It is your continuing responsibility to disclose any matter that may arise throughout the selection process, up to the point of appointment. If you need to provide the JAC with an update to your character profile after submitting your application form, please email FtT_ET114@judicialappointments.gov.uk
Equal merit provision
In line with its published policy, the Commission will apply the equal merit provision to this exercise.
The relevant datasets that will be used to identify any under-representation are taken from the 2011 Census, detailed characteristics, England and Wales (ONS 2012) and the diversity statistics showing the background of the courts judiciary (as of 1 April 2018), based upon primary appointment, as published on the Judiciary website.
According to the most recent census data, 50.4% of the usual residents of the United Kingdom aged 25 to 74 are women and 11.3% identify as being from a Black, Asian or Ethnic Minority (BAME) background. As of 2018, 47% of First-tier Tribunal judges identify as women, and 11% identify as being from a BAME background. The proportion of Employment Tribunal Judges that identify as women is 42% and 7% identify as being from a BAME background.
The Commission sitting as the Selection and Character Committee will consider which candidates to recommend to the Appropriate Authority as set out in the Judicial Appointments Regulations 2013.
In order to consider a recommendation, the Appropriate Authority may request any information that was available to the JAC in making its recommendation. You should be aware that any information you provide in your application or during the selection process could be passed onto the Appropriate Authority.
For this exercise the Appropriate Authority will be the Senior President of Tribunals for the First-tier Tribunal posts and the Lord Chancellor for the Employment Tribunal posts.
The Appropriate Authority can accept or reject a recommendation or ask the Commission to reconsider but may not select an alternative candidate.
For posts in Scotland the Senior President of Tribunals must consult with Scottish Ministers before appointment decisions.
Outcome of the exercise

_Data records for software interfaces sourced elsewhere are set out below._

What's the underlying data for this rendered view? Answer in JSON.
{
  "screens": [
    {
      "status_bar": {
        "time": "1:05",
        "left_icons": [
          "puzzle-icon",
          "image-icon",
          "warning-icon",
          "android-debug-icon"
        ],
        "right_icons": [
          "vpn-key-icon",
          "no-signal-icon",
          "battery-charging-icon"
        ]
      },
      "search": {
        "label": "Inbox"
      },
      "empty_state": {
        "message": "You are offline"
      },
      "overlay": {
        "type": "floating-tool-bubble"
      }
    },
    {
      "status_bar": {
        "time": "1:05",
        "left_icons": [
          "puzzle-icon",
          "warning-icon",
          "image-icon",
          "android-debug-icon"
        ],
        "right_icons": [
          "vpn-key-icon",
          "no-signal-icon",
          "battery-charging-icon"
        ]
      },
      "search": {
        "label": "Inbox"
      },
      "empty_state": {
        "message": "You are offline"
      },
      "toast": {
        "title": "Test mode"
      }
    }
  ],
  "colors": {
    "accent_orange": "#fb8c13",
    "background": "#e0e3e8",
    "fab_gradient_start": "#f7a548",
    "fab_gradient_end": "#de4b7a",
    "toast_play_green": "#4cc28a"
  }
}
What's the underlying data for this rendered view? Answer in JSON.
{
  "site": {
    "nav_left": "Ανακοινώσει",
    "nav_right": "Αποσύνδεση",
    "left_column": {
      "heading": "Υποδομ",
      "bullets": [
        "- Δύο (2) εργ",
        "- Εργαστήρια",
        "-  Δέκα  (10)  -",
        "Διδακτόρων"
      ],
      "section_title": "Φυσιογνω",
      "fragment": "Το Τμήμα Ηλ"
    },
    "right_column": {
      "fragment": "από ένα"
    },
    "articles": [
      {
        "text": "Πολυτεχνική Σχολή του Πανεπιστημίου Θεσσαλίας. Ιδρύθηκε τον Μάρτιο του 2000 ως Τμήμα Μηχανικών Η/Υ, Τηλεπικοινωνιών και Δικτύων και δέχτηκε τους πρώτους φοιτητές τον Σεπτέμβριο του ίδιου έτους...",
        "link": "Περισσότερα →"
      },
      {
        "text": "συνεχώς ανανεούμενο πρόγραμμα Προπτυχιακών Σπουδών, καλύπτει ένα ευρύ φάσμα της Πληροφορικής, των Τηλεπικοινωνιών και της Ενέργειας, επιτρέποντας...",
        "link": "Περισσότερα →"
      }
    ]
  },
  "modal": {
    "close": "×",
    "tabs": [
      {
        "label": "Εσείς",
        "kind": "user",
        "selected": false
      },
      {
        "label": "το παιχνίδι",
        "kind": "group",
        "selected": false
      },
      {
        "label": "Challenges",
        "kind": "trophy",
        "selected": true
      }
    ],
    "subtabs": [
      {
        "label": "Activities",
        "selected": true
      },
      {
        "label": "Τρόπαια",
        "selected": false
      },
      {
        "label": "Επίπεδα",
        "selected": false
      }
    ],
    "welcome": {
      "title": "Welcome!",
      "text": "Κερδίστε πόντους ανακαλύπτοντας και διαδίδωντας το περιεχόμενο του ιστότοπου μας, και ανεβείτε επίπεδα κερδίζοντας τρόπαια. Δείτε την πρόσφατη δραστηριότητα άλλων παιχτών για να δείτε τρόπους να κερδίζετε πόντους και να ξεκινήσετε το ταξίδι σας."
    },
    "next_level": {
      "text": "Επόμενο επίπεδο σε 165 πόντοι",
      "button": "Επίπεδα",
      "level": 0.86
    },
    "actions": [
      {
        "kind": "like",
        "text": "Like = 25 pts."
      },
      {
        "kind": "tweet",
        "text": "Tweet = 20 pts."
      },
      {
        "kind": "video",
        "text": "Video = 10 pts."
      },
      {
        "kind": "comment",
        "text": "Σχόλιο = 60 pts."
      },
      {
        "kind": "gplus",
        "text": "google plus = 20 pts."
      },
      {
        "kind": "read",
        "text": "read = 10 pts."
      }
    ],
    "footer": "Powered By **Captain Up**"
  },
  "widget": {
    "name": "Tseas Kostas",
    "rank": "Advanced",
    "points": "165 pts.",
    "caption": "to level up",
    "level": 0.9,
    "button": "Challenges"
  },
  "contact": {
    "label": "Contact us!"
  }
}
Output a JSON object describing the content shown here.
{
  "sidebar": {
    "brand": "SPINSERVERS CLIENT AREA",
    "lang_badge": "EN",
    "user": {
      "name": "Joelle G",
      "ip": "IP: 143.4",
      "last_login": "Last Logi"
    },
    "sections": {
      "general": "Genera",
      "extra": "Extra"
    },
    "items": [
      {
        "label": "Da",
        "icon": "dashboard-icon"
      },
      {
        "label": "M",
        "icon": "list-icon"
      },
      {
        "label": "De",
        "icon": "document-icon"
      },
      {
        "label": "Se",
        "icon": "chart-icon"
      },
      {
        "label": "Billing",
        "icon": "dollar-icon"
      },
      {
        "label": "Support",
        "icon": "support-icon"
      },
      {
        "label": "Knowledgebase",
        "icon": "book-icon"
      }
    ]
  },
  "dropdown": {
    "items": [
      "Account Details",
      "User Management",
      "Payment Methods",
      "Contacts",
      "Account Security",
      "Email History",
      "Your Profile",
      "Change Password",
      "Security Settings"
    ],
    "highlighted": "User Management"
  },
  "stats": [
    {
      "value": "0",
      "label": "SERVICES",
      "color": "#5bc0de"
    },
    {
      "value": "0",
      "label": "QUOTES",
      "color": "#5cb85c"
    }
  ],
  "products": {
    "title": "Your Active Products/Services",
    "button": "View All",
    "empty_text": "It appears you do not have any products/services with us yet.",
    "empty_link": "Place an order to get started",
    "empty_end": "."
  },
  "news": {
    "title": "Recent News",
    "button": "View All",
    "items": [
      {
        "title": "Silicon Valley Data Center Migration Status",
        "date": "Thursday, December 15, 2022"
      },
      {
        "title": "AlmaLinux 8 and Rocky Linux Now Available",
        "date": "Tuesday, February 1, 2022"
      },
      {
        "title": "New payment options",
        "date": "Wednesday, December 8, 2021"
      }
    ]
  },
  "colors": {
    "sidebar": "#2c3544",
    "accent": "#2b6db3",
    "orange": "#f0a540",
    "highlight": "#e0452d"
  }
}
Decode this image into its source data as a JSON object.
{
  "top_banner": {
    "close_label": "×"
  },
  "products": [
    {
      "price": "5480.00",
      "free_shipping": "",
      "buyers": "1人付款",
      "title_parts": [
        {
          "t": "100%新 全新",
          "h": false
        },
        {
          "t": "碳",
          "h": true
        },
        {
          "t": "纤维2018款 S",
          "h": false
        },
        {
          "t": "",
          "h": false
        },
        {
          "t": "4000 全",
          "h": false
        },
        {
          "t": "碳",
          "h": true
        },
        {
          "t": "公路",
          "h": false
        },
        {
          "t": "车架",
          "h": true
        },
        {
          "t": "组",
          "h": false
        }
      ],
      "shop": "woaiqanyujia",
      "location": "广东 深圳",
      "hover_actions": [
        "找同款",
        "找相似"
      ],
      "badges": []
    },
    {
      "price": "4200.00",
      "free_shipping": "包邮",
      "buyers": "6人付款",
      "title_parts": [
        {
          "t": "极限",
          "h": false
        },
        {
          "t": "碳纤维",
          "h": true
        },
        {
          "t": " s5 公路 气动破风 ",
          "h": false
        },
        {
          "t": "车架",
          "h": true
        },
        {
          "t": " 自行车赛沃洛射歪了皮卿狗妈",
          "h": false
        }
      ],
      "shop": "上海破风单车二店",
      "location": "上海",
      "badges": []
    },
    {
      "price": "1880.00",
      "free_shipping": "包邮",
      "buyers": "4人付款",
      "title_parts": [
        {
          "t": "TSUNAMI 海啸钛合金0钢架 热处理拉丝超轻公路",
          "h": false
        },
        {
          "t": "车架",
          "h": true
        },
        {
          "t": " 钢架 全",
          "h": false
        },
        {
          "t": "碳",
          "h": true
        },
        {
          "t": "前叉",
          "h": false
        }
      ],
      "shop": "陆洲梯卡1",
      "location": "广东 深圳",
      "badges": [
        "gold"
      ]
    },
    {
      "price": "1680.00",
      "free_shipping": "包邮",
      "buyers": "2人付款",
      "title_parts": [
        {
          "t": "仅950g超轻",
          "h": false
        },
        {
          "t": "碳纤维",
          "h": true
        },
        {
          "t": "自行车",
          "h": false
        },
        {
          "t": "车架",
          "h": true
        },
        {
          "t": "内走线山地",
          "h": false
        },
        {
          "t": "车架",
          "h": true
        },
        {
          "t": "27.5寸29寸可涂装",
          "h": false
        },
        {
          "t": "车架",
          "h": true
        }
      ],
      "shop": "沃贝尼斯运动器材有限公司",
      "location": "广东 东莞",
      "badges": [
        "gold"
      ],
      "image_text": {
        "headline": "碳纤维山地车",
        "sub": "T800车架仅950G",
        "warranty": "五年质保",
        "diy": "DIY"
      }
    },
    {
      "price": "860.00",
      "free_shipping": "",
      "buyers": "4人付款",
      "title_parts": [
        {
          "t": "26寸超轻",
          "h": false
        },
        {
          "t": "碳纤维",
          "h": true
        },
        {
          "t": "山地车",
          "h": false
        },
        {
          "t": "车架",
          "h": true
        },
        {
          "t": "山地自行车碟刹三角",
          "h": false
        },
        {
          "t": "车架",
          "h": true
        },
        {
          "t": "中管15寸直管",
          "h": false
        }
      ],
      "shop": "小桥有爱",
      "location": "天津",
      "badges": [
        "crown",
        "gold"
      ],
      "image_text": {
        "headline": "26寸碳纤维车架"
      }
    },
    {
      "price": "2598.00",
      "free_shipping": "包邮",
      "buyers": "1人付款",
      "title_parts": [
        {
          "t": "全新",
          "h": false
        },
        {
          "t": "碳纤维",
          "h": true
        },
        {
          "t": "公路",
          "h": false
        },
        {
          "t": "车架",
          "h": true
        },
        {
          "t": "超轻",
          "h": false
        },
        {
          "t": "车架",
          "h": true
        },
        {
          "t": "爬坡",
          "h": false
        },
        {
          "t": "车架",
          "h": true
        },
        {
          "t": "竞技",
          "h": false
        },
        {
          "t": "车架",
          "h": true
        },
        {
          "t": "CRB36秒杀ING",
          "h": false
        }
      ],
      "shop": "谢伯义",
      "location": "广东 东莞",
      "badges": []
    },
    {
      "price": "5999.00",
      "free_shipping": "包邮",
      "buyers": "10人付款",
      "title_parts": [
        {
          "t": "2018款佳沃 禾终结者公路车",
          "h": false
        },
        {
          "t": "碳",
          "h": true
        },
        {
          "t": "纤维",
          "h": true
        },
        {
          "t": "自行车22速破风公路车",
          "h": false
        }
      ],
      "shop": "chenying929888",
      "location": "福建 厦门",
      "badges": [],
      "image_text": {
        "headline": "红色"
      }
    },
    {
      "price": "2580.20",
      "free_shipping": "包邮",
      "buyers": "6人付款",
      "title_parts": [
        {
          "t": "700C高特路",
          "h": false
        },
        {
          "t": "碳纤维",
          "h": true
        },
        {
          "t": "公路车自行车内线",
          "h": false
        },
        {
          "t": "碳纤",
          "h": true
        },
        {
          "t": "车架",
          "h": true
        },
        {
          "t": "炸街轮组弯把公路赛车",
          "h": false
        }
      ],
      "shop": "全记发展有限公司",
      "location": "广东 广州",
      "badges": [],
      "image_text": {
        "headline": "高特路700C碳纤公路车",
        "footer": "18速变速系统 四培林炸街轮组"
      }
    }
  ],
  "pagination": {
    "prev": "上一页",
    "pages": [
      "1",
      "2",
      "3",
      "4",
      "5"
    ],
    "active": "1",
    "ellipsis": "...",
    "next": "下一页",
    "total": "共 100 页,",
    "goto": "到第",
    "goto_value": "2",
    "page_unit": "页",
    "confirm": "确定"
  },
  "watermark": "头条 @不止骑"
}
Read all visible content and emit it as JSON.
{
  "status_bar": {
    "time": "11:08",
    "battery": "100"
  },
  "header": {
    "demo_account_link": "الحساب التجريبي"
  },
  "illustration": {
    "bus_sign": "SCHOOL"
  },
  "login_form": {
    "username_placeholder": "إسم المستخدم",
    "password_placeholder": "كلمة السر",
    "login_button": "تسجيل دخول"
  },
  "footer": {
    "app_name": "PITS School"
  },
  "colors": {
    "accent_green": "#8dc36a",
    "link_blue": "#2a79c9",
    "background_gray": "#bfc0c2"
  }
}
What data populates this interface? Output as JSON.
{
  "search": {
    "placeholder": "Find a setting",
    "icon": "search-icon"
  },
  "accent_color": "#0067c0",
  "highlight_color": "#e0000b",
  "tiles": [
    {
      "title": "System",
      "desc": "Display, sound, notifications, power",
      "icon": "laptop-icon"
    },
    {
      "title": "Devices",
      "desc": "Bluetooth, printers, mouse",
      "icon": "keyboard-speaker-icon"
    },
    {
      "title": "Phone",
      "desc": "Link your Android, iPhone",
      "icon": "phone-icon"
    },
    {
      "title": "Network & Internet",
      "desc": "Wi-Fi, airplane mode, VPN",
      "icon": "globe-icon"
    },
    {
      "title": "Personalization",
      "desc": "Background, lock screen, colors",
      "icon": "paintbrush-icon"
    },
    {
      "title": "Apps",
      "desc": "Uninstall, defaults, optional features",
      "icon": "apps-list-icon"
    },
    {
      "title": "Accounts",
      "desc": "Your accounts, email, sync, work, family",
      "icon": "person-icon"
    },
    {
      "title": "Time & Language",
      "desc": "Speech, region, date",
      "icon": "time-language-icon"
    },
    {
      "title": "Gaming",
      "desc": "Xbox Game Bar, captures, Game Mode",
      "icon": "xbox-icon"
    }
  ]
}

The JAC will issue results by email to all those interviewed at the same time. We hope this will be by the end of February 2020.
If you are not successful following the selection day, you can request written feedback. You should make this request within 6 weeks of the email informing you that you have not been successful. We will aim to respond to your request within 20 working days.
Residential Induction training (up to 4 days) will take place:
- 20 April to 1 May 2020
- 11 May to 22 May 2020
- 1 June to 12 June 2020
Candidates must ensure that they are available to attend training during this period. Successful candidates will be advised of the exact dates and location of their training towards the final stages of the recruitment campaign.
In addition, candidates will be required to undertake observations and mentored sittings in line with the requirements for the jurisdiction to which they are appointed.
Judicial office holders with no prior judicial experience, will be required to attend a 2-day residential Judicial College Faculty induction seminar, within 12 months of starting to sit.
Do you have a concern about a panel member's ability to assess you objectively?
If so please let us know in Part 2 of your application form.
Please refer to the panel conflict document when considering any conflict.
If you have any questions about this role or your application, contact: FtT_ET114@judicialappointments.gov.uk
Shanaz Ehsan: Selection Exercise Manager, 020 3334 4716
Arti Sherry: Selection Exercise Team, 020 3334 0388
Rachel Billingham: Senior Selection Exercise Manager